A priori and a posteriori are Latin phrases used in philosophy to distinguish types of knowledge, justification, or argument by their reliance on empirical evidence or experience. A priori knowledge is that which is independent from experience. Examples include mathematics, tautologies, and deduction from pure reason. A posteriori knowledge is that which depends on empirical evidence. Examples include most fields of science and aspects of personal knowledge.
Inductivism is the traditional, still commonplace view of scientific method to develop scientific theories. It aims to be a systematic research approach involving inductive reasoning that, applied diligently, enables scientists to objectively discover the sole naturally true theory in each domain.
Schopenhauer's criticism of Kant's schemata is part of Schopenhauer's criticism of the Kantian philosophy which was published in 1819. In the appendix to the first volume of his main work, The World as Will and Representation, Arthur Schopenhauer attempted to assign the psychological cause of Kant's doctrines of the categories and their schemata. Schopenhauer's analysis holds that Kant misused argument by analogy to connect abstract reasoning to empirical perception; Schopenhauer argues that this comparison is baseless, and that its conclusions are thus invalid.
Epistemology or theory of knowledge is the branch of philosophy concerned with the nature and scope (limitations) of knowledge. It addresses the questions "What is knowledge?", "How is knowledge acquired?", "What do people know?", "How do we know what we know?", and "Why do we know what we know?". Much of the debate in this field has focused on analyzing the nature of knowledge and how it relates to similar notions such as truth, belief, and justification. It also deals with the means of production of knowledge, as well as skepticism about different knowledge claims.
The following outline is provided as an overview of and topical guide to knowledge:
A posteriori necessity is a thesis in metaphysics and the philosophy of language, that some statements of which we must acquire knowledge a posteriori are also necessarily true. It challenges previously widespread belief that only a priori knowledge can be necessary.
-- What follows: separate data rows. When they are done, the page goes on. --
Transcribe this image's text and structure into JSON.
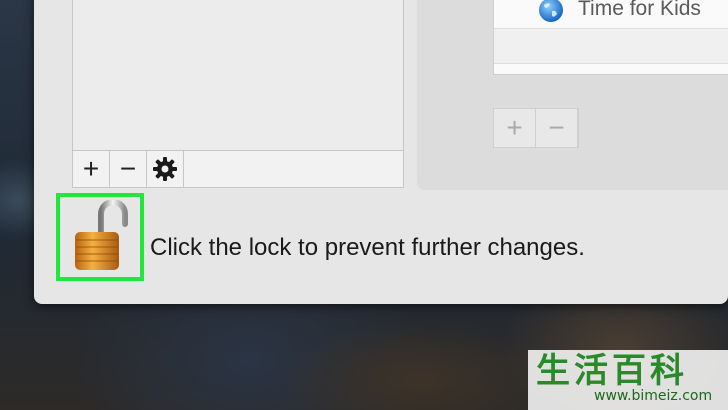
{
  "left_toolbar": {
    "add_label": "+",
    "remove_label": "−"
  },
  "right_panel": {
    "list_items": [
      "Time for Kids"
    ],
    "add_label": "+",
    "remove_label": "−"
  },
  "lock": {
    "message": "Click the lock to prevent further changes.",
    "icon": "unlocked-padlock-icon",
    "highlight_color": "#22e63a"
  },
  "watermark": {
    "logo_text": "生活百科",
    "url": "www.bimeiz.com"
  }
}
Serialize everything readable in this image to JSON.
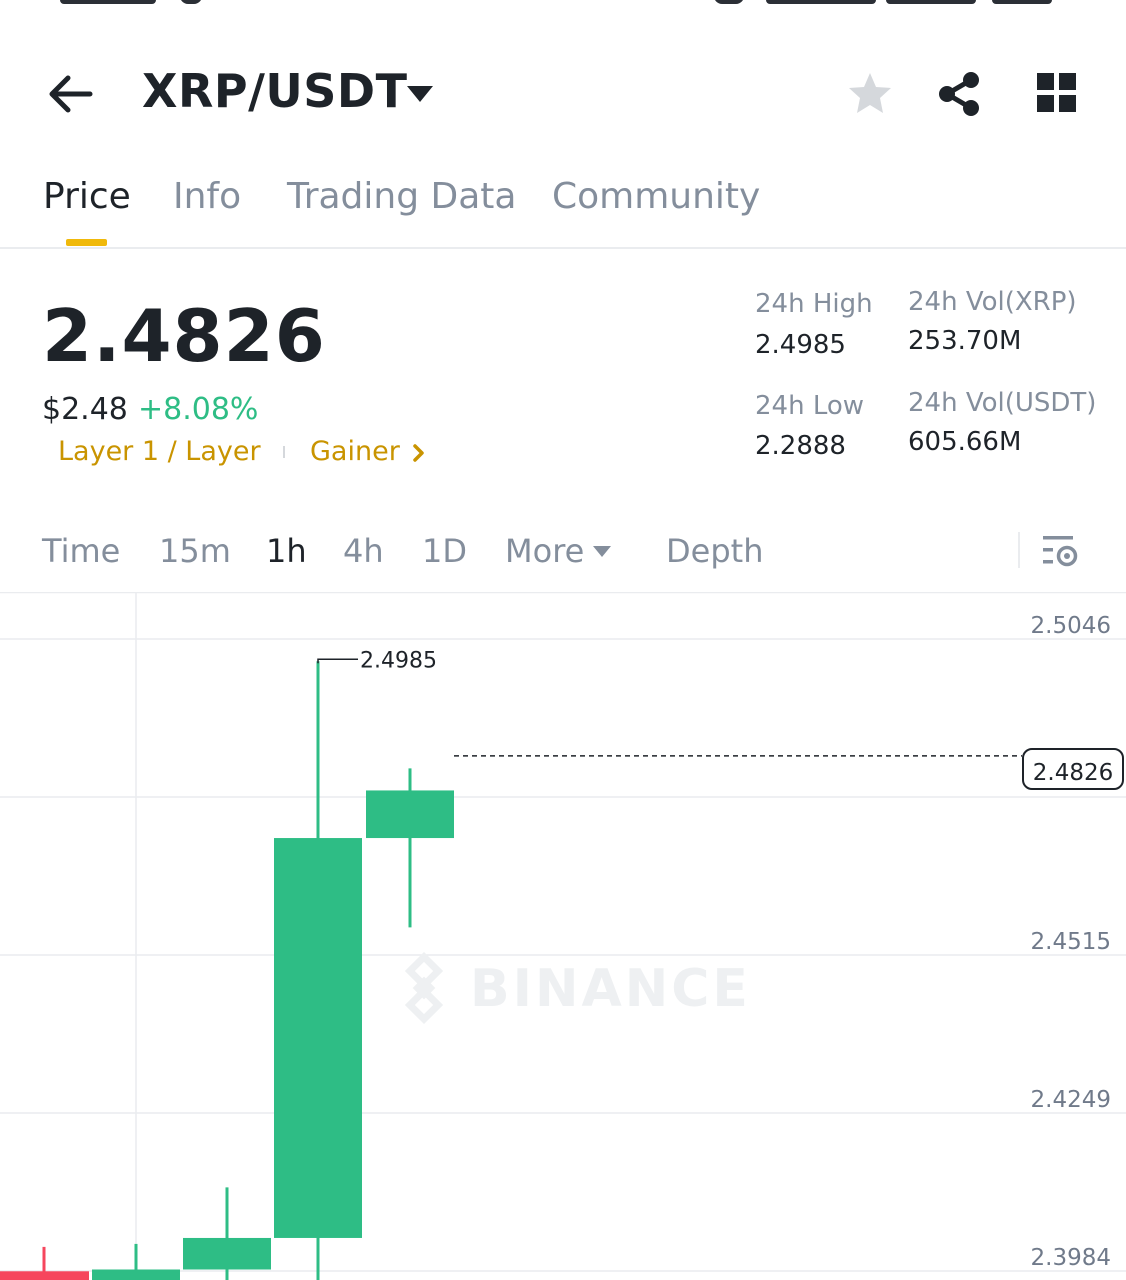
{
  "header": {
    "pair": "XRP/USDT",
    "icons": [
      "back-arrow-icon",
      "caret-down-icon",
      "star-icon",
      "share-icon",
      "grid-icon"
    ]
  },
  "tabs": [
    {
      "label": "Price",
      "active": true
    },
    {
      "label": "Info",
      "active": false
    },
    {
      "label": "Trading Data",
      "active": false
    },
    {
      "label": "Community",
      "active": false
    }
  ],
  "price": {
    "last": "2.4826",
    "usd": "$2.48",
    "change": "+8.08%",
    "tags": [
      "Layer 1 / Layer",
      "Gainer"
    ]
  },
  "stats": {
    "high_label": "24h High",
    "high_value": "2.4985",
    "low_label": "24h Low",
    "low_value": "2.2888",
    "vol_base_label": "24h Vol(XRP)",
    "vol_base_value": "253.70M",
    "vol_quote_label": "24h Vol(USDT)",
    "vol_quote_value": "605.66M"
  },
  "intervals": [
    {
      "label": "Time",
      "active": false
    },
    {
      "label": "15m",
      "active": false
    },
    {
      "label": "1h",
      "active": true
    },
    {
      "label": "4h",
      "active": false
    },
    {
      "label": "1D",
      "active": false
    },
    {
      "label": "More",
      "active": false
    },
    {
      "label": "Depth",
      "active": false
    }
  ],
  "colors": {
    "up": "#2ebd85",
    "down": "#f6465d",
    "accent": "#f0b90b",
    "tag": "#c99400",
    "muted": "#848e9c"
  },
  "chart_data": {
    "type": "candlestick",
    "interval": "1h",
    "price_axis_ticks": [
      "2.5046",
      "2.4515",
      "2.4249",
      "2.3984"
    ],
    "current_price": "2.4826",
    "high_marker": "2.4985",
    "watermark": "BINANCE",
    "candles": [
      {
        "open": 2.396,
        "close": 2.391,
        "high": 2.4001,
        "low": 2.39,
        "direction": "down"
      },
      {
        "open": 2.391,
        "close": 2.3963,
        "high": 2.4006,
        "low": 2.39,
        "direction": "up"
      },
      {
        "open": 2.3963,
        "close": 2.4016,
        "high": 2.4101,
        "low": 2.39,
        "direction": "up"
      },
      {
        "open": 2.4016,
        "close": 2.4688,
        "high": 2.4985,
        "low": 2.3918,
        "direction": "up"
      },
      {
        "open": 2.4688,
        "close": 2.4768,
        "high": 2.4805,
        "low": 2.4538,
        "direction": "up"
      }
    ]
  }
}
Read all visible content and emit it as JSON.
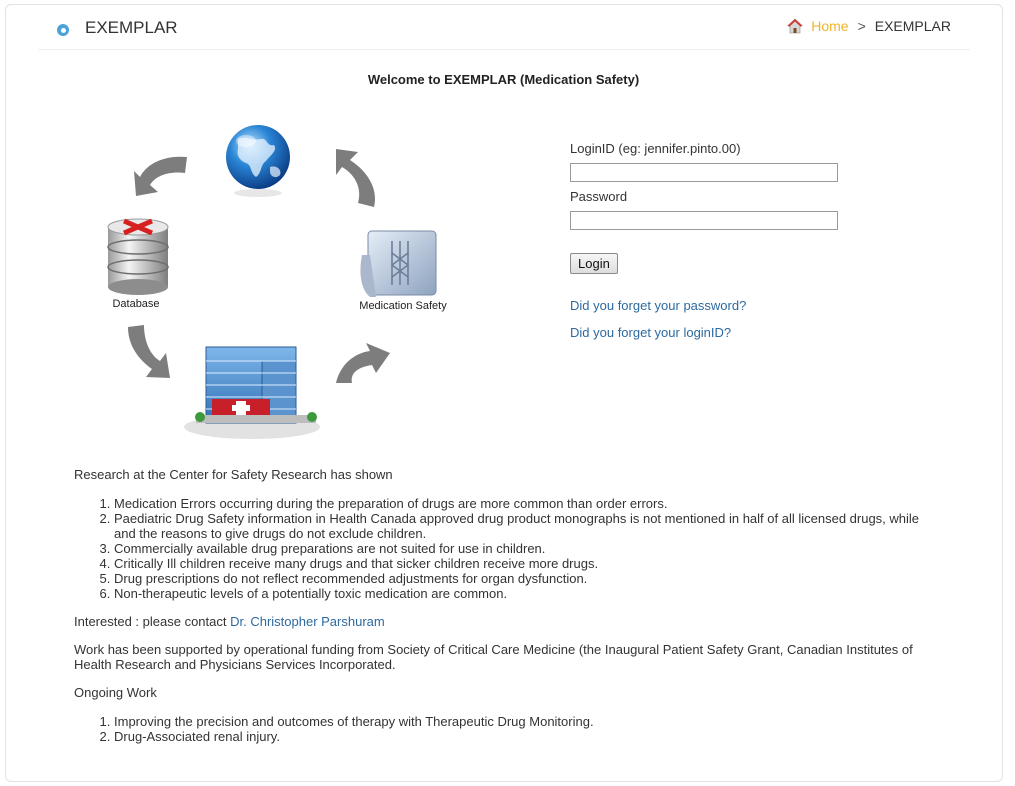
{
  "header": {
    "title": "EXEMPLAR",
    "breadcrumb": {
      "home": "Home",
      "separator": ">",
      "current": "EXEMPLAR"
    }
  },
  "welcome": "Welcome to EXEMPLAR (Medication Safety)",
  "diagram": {
    "database_label": "Database",
    "medication_label": "Medication Safety"
  },
  "login": {
    "loginid_label": "LoginID (eg: jennifer.pinto.00)",
    "loginid_value": "",
    "password_label": "Password",
    "password_value": "",
    "button": "Login",
    "forgot_password": "Did you forget your password?",
    "forgot_loginid": "Did you forget your loginID?"
  },
  "research": {
    "intro": "Research at the Center for Safety Research has shown",
    "items": [
      "Medication Errors occurring during the preparation of drugs are more common than order errors.",
      "Paediatric Drug Safety information in Health Canada approved drug product monographs is not mentioned in half of all licensed drugs, while and the reasons to give drugs do not exclude children.",
      "Commercially available drug preparations are not suited for use in children.",
      "Critically Ill children receive many drugs and that sicker children receive more drugs.",
      "Drug prescriptions do not reflect recommended adjustments for organ dysfunction.",
      "Non-therapeutic levels of a potentially toxic medication are common."
    ],
    "contact_prefix": "Interested : please contact ",
    "contact_name": "Dr. Christopher Parshuram",
    "funding": "Work has been supported by operational funding from Society of Critical Care Medicine (the Inaugural Patient Safety Grant, Canadian Institutes of Health Research and Physicians Services Incorporated.",
    "ongoing_title": "Ongoing Work",
    "ongoing_items": [
      "Improving the precision and outcomes of therapy with Therapeutic Drug Monitoring.",
      "Drug-Associated renal injury."
    ]
  },
  "colors": {
    "link": "#2d6aa0",
    "home": "#f0b42c",
    "accent_circle": "#4aa2d9"
  }
}
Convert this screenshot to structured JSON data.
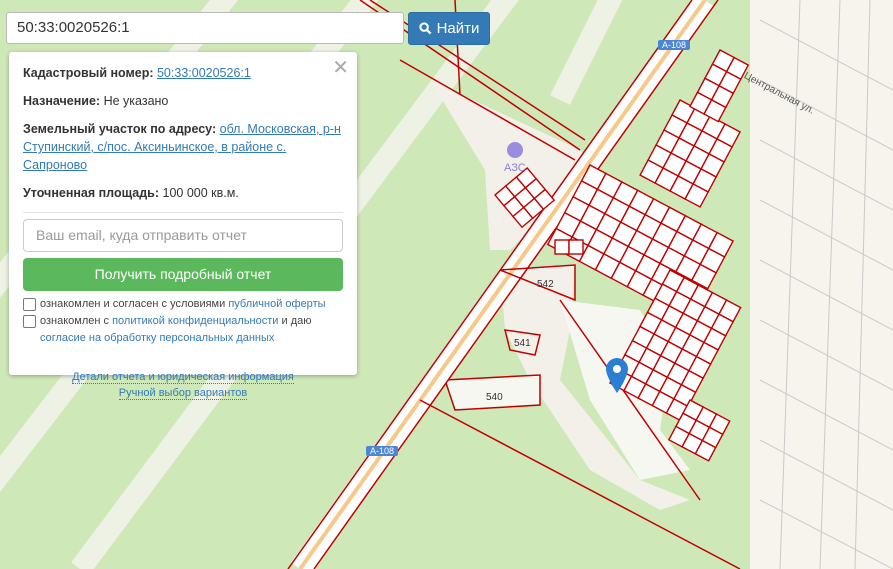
{
  "search": {
    "value": "50:33:0020526:1",
    "button_label": "Найти"
  },
  "panel": {
    "cadastral_label": "Кадастровый номер:",
    "cadastral_value": "50:33:0020526:1",
    "purpose_label": "Назначение:",
    "purpose_value": "Не указано",
    "address_label": "Земельный участок по адресу:",
    "address_value": "обл. Московская, р-н Ступинский, с/пос. Аксиньинское, в районе с. Сапроново",
    "area_label": "Уточненная площадь:",
    "area_value": "100 000 кв.м.",
    "email_placeholder": "Ваш email, куда отправить отчет",
    "get_report_label": "Получить подробный отчет",
    "consent1_text": "ознакомлен и согласен с условиями",
    "consent1_link": "публичной оферты",
    "consent2_text": "ознакомлен с",
    "consent2_link": "политикой конфиденциальности",
    "consent2_mid": "и даю",
    "consent2_link2": "согласие на обработку персональных данных",
    "details_link": "Детали отчета и юридическая информация",
    "manual_link": "Ручной выбор вариантов"
  },
  "map": {
    "road_label_1": "А-108",
    "road_label_2": "А-108",
    "gas_station": "АЗС",
    "street": "Центральная ул.",
    "parcel_542": "542",
    "parcel_541": "541",
    "parcel_540": "540"
  },
  "colors": {
    "accent": "#337ab7",
    "success": "#5cb85c",
    "parcel": "#c00000"
  }
}
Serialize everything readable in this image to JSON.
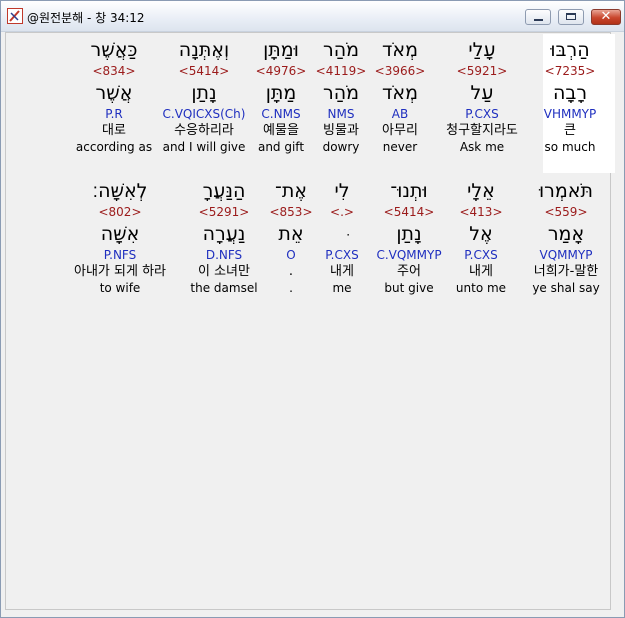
{
  "window": {
    "title": "@원전분해 - 창 34:12",
    "buttons": {
      "minimize": "minimize",
      "maximize": "maximize",
      "close": "close"
    },
    "close_glyph": "✕"
  },
  "rows": [
    {
      "words": [
        {
          "heb": "הַרְבּוּ",
          "num": "<7235>",
          "lex": "רָבָה",
          "parse": "VHMMYP",
          "ko": "큰",
          "en": "so much",
          "selected": true
        },
        {
          "heb": "עָלַי",
          "num": "<5921>",
          "lex": "עַל",
          "parse": "P.CXS",
          "ko": "청구할지라도",
          "en": "Ask me"
        },
        {
          "heb": "מְאֹד",
          "num": "<3966>",
          "lex": "מְאֹד",
          "parse": "AB",
          "ko": "아무리",
          "en": "never"
        },
        {
          "heb": "מֹהַר",
          "num": "<4119>",
          "lex": "מֹהַר",
          "parse": "NMS",
          "ko": "빙물과",
          "en": "dowry"
        },
        {
          "heb": "וּמַתָּן",
          "num": "<4976>",
          "lex": "מַתָּן",
          "parse": "C.NMS",
          "ko": "예물을",
          "en": "and gift"
        },
        {
          "heb": "וְאֶתְּנָה",
          "num": "<5414>",
          "lex": "נָתַן",
          "parse": "C.VQICXS(Ch)",
          "ko": "수응하리라",
          "en": "and I will give"
        },
        {
          "heb": "כַּאֲשֶׁר",
          "num": "<834>",
          "lex": "אֲשֶׁר",
          "parse": "P.R",
          "ko": "대로",
          "en": "according as"
        }
      ]
    },
    {
      "words": [
        {
          "heb": "תֹּאמְרוּ",
          "num": "<559>",
          "lex": "אָמַר",
          "parse": "VQMMYP",
          "ko": "너희가-말한",
          "en": "ye shal say"
        },
        {
          "heb": "אֵלָי",
          "num": "<413>",
          "lex": "אֶל",
          "parse": "P.CXS",
          "ko": "내게",
          "en": "unto me"
        },
        {
          "heb": "וּתְנוּ־",
          "num": "<5414>",
          "lex": "נָתַן",
          "parse": "C.VQMMYP",
          "ko": "주어",
          "en": "but give"
        },
        {
          "heb": "לִי",
          "num": "<.>",
          "lex": "ּ",
          "parse": "P.CXS",
          "ko": "내게",
          "en": "me"
        },
        {
          "heb": "אֶת־",
          "num": "<853>",
          "lex": "אֵת",
          "parse": "O",
          "ko": ".",
          "en": "."
        },
        {
          "heb": "הַנַּעֲרָ",
          "num": "<5291>",
          "lex": "נַעֲרָה",
          "parse": "D.NFS",
          "ko": "이 소녀만",
          "en": "the damsel"
        },
        {
          "heb": "לְאִשָּׁה׃",
          "num": "<802>",
          "lex": "אִשָּׁה",
          "parse": "P.NFS",
          "ko": "아내가 되게 하라",
          "en": "to wife"
        }
      ]
    }
  ]
}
It draws on a number of philosophical concepts such as necessity, the causal theory of reference, rigidity, and the a priori a posteriori distinction.